Current situation: I have no local webserver running and just php5-cli (plus a few extensions) installed as most of the development I do will make use of a Vagrant machine. From time to time I develop small tools or libs which I like to debug on the command line. This is an overview how I configured my Ubuntu 14.04 box to handle debugging with Xdebug and phpstorm.

He starts with helping you get Xdebug installed (via PECL) and configured for local debugging. Next he adds some variables to the .bashrc configuration file with the IDE and Xdebug configuration details. Finally he gives the instructions to get PHPStorm to play nicely with this setup via it's own "Servers" support.

tagged: configure phpstorm debugging tutorial localhost server

Link: https://blog.bitexpert.de/blog/configuring-xdebug-and-phpstorm-for-cli-debugging/

SitePoint PHP Blog:
How to Run Multiple Versions of PHP on One Server
Nov 07, 2014 @ 10:54:27

The SitePoint PHP blog has a new tutorial by Thien Tran Duy showing you how to run multiple versions of PHP all on the same server. The key is in using a few custom configuration options (you'll be compiling PHP manually for this) to place the different versions in different locations.

In this particular post, we’ll demo a solution to install multiple versions of Phalcon and PHP and run them on a single web server. PHP 5.5.x and 5.6.x will be used here, but you can replace them with other versions. Any servers that support PHP-FPM should be enough but we recommend using Nginx. The environment used in this tutorial is Fedora OS – a Linux system, but the instructions are almost identical for any other *nix OS.

The tutorial also includes the installation of a few other PHP extensions including APC caching, memcache and ioncube. He walks you through the installation of Nginx first to get the web server up and running. Then he starts in on the PHP installs and the requirements to ensure you have to be able to compile from the PHP source. He shows how to pull the different versions of PHP down (5.3, 5.4, 5.6 and master) from the GitHub repository and execute the "buildconf" to make the configure script. He includes the example configuration command with options, ensuring it will work with PHP-FPM and the Nginx server. He then reproduces the process, making slight changes, for the other versions of PHP. Finally, he shows the installation of the two different versions of Phalcon and configuring it to all work with the installed web server.
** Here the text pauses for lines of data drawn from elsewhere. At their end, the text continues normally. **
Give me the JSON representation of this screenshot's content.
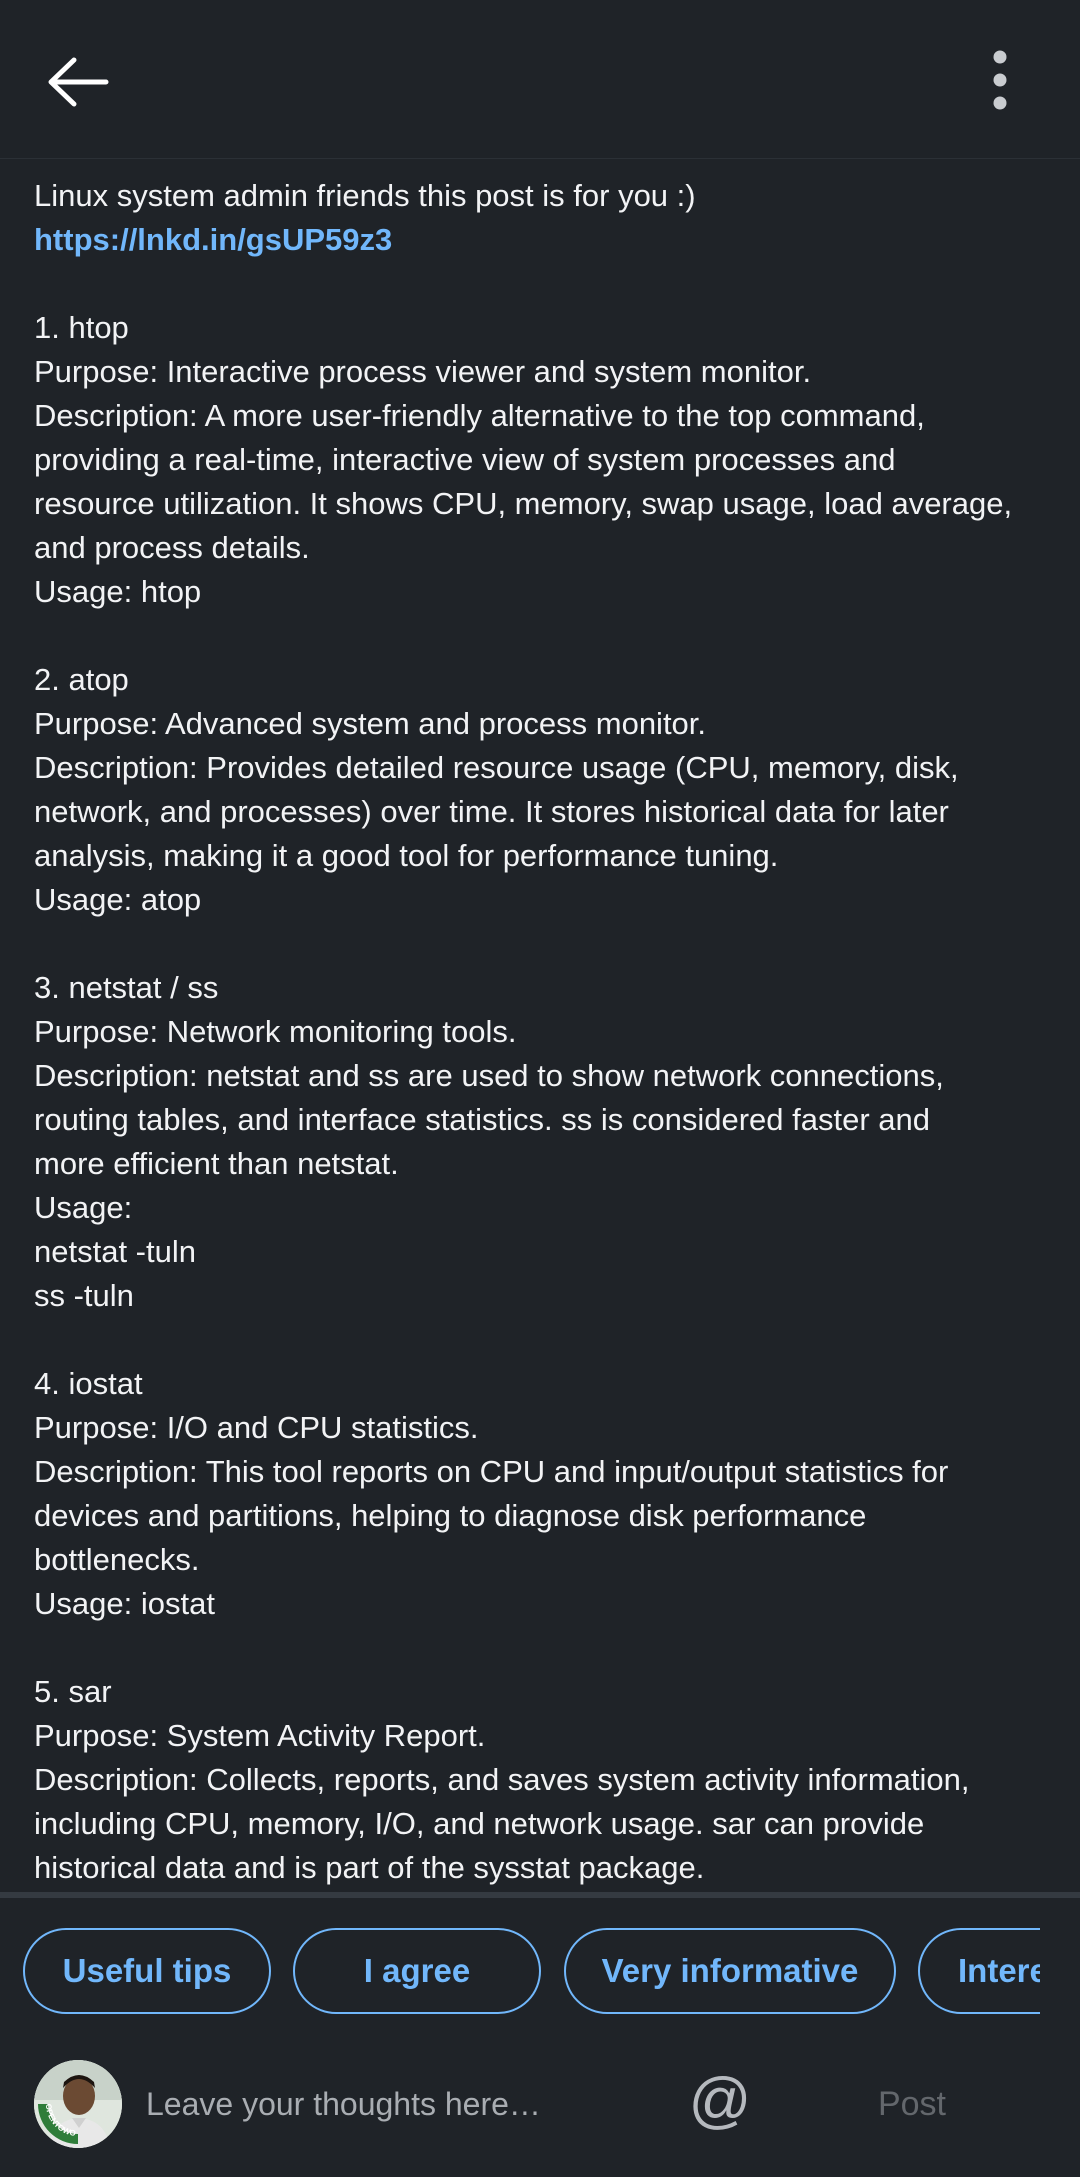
{
  "topbar": {
    "back_icon": "arrow-left-icon",
    "more_icon": "more-vertical-icon"
  },
  "post": {
    "lines": [
      "Linux system admin friends this post is for you :)",
      "https://lnkd.in/gsUP59z3",
      "",
      "1. htop",
      "Purpose: Interactive process viewer and system monitor.",
      "Description: A more user-friendly alternative to the top command,",
      "providing a real-time, interactive view of system processes and",
      "resource utilization. It shows CPU, memory, swap usage, load average,",
      "and process details.",
      "Usage: htop",
      "",
      "2. atop",
      "Purpose: Advanced system and process monitor.",
      "Description: Provides detailed resource usage (CPU, memory, disk,",
      "network, and processes) over time. It stores historical data for later",
      "analysis, making it a good tool for performance tuning.",
      "Usage: atop",
      "",
      "3. netstat / ss",
      "Purpose: Network monitoring tools.",
      "Description: netstat and ss are used to show network connections,",
      "routing tables, and interface statistics. ss is considered faster and",
      "more efficient than netstat.",
      "Usage:",
      "netstat -tuln",
      "ss -tuln",
      "",
      "4. iostat",
      "Purpose: I/O and CPU statistics.",
      "Description: This tool reports on CPU and input/output statistics for",
      "devices and partitions, helping to diagnose disk performance",
      "bottlenecks.",
      "Usage: iostat",
      "",
      "5. sar",
      "Purpose: System Activity Report.",
      "Description: Collects, reports, and saves system activity information,",
      "including CPU, memory, I/O, and network usage. sar can provide",
      "historical data and is part of the sysstat package."
    ]
  },
  "quick_replies": [
    "Useful tips",
    "I agree",
    "Very informative",
    "Intere"
  ],
  "composer": {
    "placeholder": "Leave your thoughts here…",
    "mention_symbol": "@",
    "post_label": "Post",
    "avatar_badge_text": "OPENTOWORK"
  },
  "colors": {
    "background": "#1f2328",
    "accent": "#71b7fb",
    "text": "#f2f3f5",
    "muted": "#a9adb2",
    "open_to_work_green": "#2f7d3a"
  }
}
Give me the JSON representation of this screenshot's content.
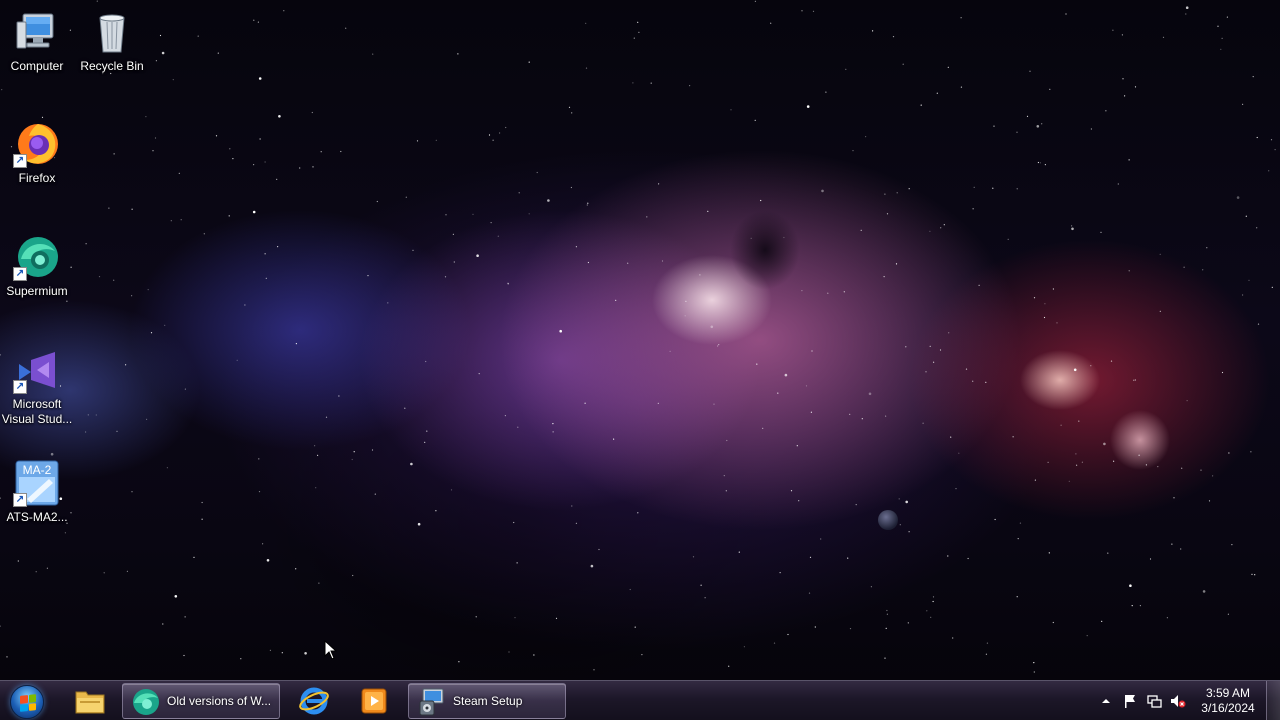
{
  "desktop": {
    "icons": [
      {
        "label": "Computer",
        "icon": "computer-icon"
      },
      {
        "label": "Recycle Bin",
        "icon": "recycle-bin-icon"
      },
      {
        "label": "Firefox",
        "icon": "firefox-icon"
      },
      {
        "label": "Supermium",
        "icon": "supermium-icon"
      },
      {
        "label": "Microsoft\nVisual Stud...",
        "line1": "Microsoft",
        "line2": "Visual Stud...",
        "icon": "visual-studio-icon"
      },
      {
        "label": "ATS-MA2...",
        "icon": "ats-ma2-icon",
        "badge": "MA-2"
      }
    ]
  },
  "taskbar": {
    "start_button": {
      "icon": "windows-start-orb-icon"
    },
    "pinned": [
      {
        "name": "File Explorer",
        "icon": "folder-icon"
      },
      {
        "name": "Internet Explorer",
        "icon": "internet-explorer-icon"
      },
      {
        "name": "Media Player",
        "icon": "media-player-icon"
      }
    ],
    "tasks": [
      {
        "title": "Old versions of W...",
        "icon": "supermium-icon"
      },
      {
        "title": "Steam Setup",
        "icon": "steam-setup-icon"
      }
    ],
    "tray": {
      "icons": [
        "show-hidden-icons-chevron",
        "action-center-flag-icon",
        "network-icon",
        "volume-muted-icon"
      ],
      "time": "3:59 AM",
      "date": "3/16/2024"
    }
  },
  "colors": {
    "taskbar": "#1e182a",
    "start_orb": "#1c5fb5",
    "label_text": "#ffffff"
  }
}
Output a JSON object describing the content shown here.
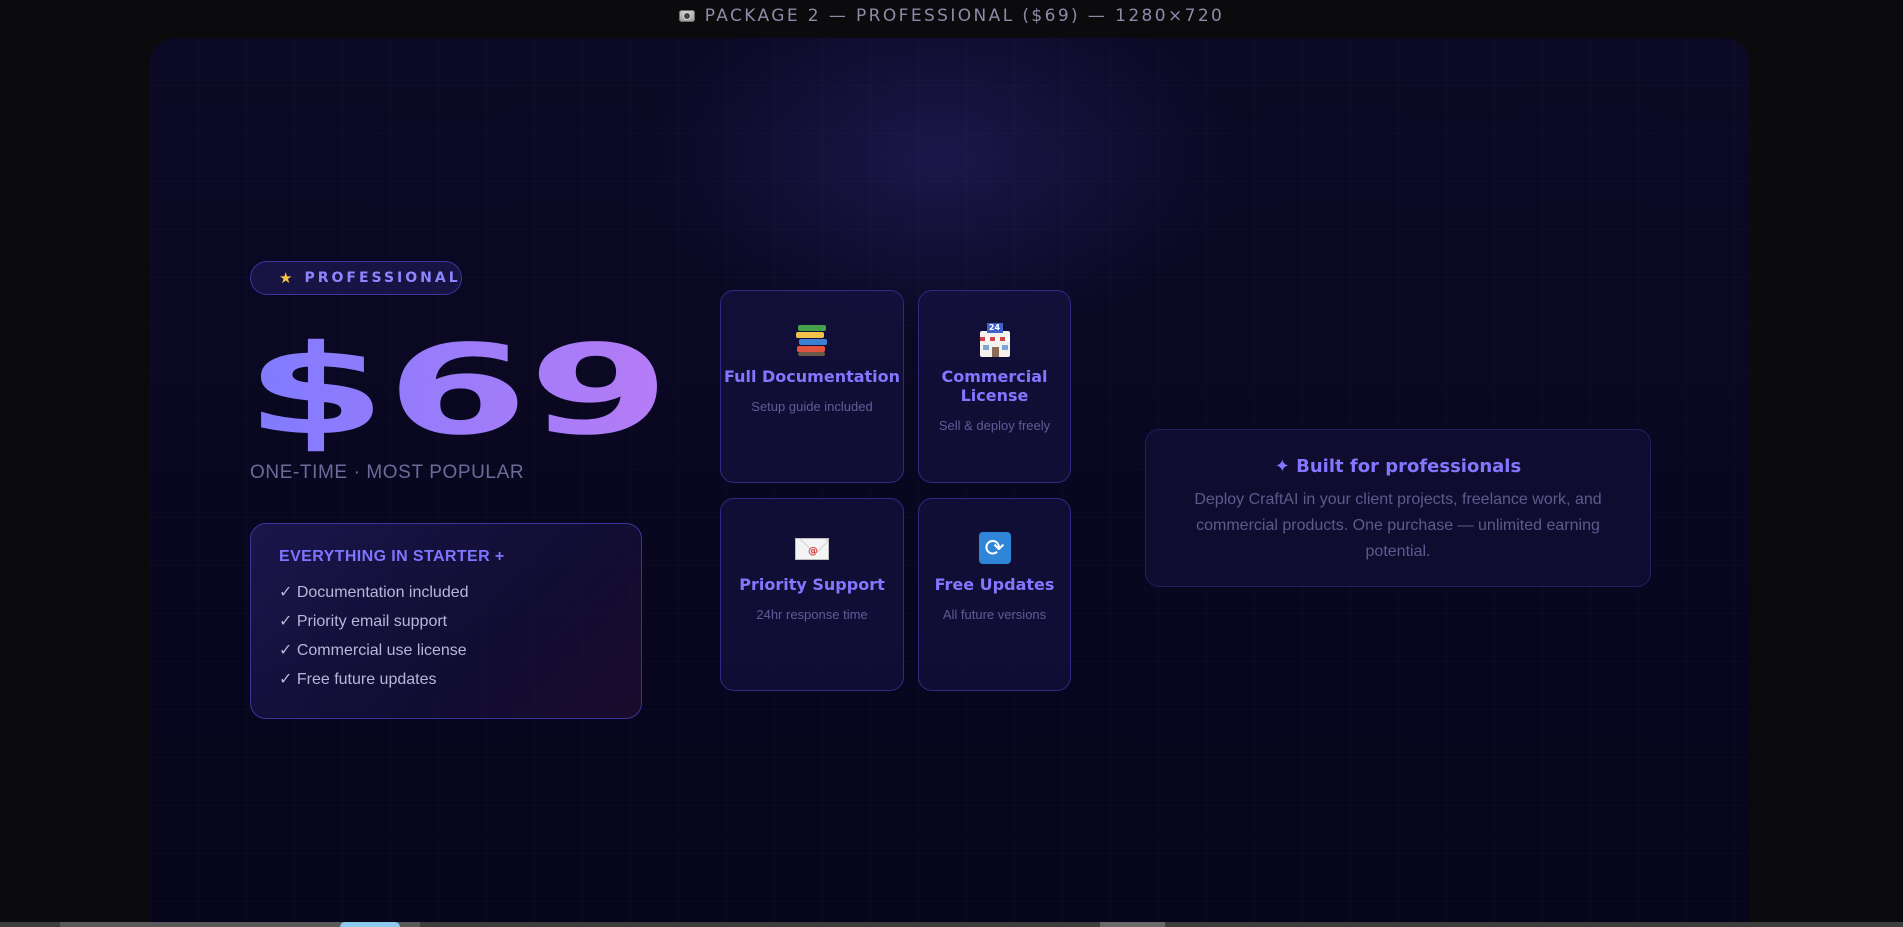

tagged: multiple version one server language tutorial phpfpm nginx

Link: http://www.sitepoint.com/run-multiple-versions-php-one-server/